▸ PROVIDED MATERIAL
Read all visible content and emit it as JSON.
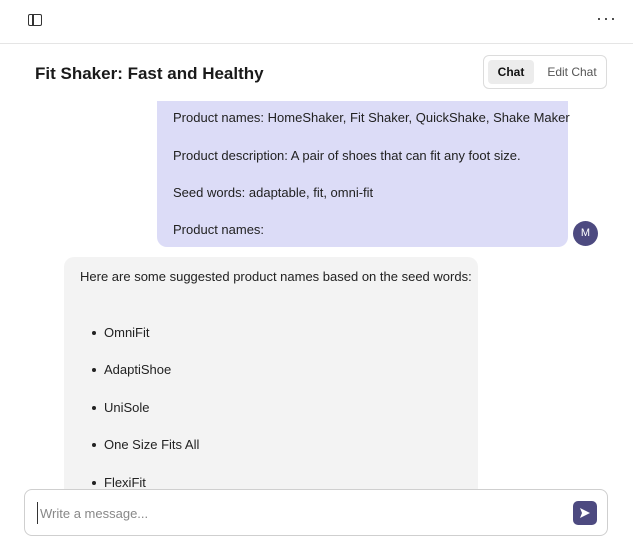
{
  "topbar": {
    "sidebar_toggle_icon": "sidebar-panel-icon",
    "more_icon": "more-horizontal-icon",
    "more_label": "···"
  },
  "header": {
    "title": "Fit Shaker: Fast and Healthy",
    "tabs": [
      {
        "label": "Chat",
        "active": true
      },
      {
        "label": "Edit Chat",
        "active": false
      }
    ]
  },
  "user_message": {
    "lines": [
      "Product names: HomeShaker, Fit Shaker, QuickShake, Shake Maker",
      "Product description: A pair of shoes that can fit any foot size.",
      "Seed words: adaptable, fit, omni-fit",
      "Product names:"
    ],
    "avatar_letter": "M"
  },
  "assistant_message": {
    "intro": "Here are some suggested product names based on the seed words:",
    "items": [
      "OmniFit",
      "AdaptiShoe",
      "UniSole",
      "One Size Fits All",
      "FlexiFit"
    ]
  },
  "composer": {
    "placeholder": "Write a message...",
    "value": "",
    "send_icon": "send-icon"
  },
  "colors": {
    "user_bubble": "#dcdcf7",
    "assistant_bubble": "#f3f3f3",
    "accent": "#4d4a80"
  }
}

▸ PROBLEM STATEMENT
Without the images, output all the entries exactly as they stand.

▸ SOLUTION FOR THIS EXERCISE
Read all visible content and emit it as JSON.
{
  "topbar": {
    "sidebar_toggle_icon": "sidebar-panel-icon",
    "more_icon": "more-horizontal-icon",
    "more_label": "···"
  },
  "header": {
    "title": "Fit Shaker: Fast and Healthy",
    "tabs": [
      {
        "label": "Chat",
        "active": true
      },
      {
        "label": "Edit Chat",
        "active": false
      }
    ]
  },
  "user_message": {
    "lines": [
      "Product names: HomeShaker, Fit Shaker, QuickShake, Shake Maker",
      "Product description: A pair of shoes that can fit any foot size.",
      "Seed words: adaptable, fit, omni-fit",
      "Product names:"
    ],
    "avatar_letter": "M"
  },
  "assistant_message": {
    "intro": "Here are some suggested product names based on the seed words:",
    "items": [
      "OmniFit",
      "AdaptiShoe",
      "UniSole",
      "One Size Fits All",
      "FlexiFit"
    ]
  },
  "composer": {
    "placeholder": "Write a message...",
    "value": "",
    "send_icon": "send-icon"
  },
  "colors": {
    "user_bubble": "#dcdcf7",
    "assistant_bubble": "#f3f3f3",
    "accent": "#4d4a80"
  }
}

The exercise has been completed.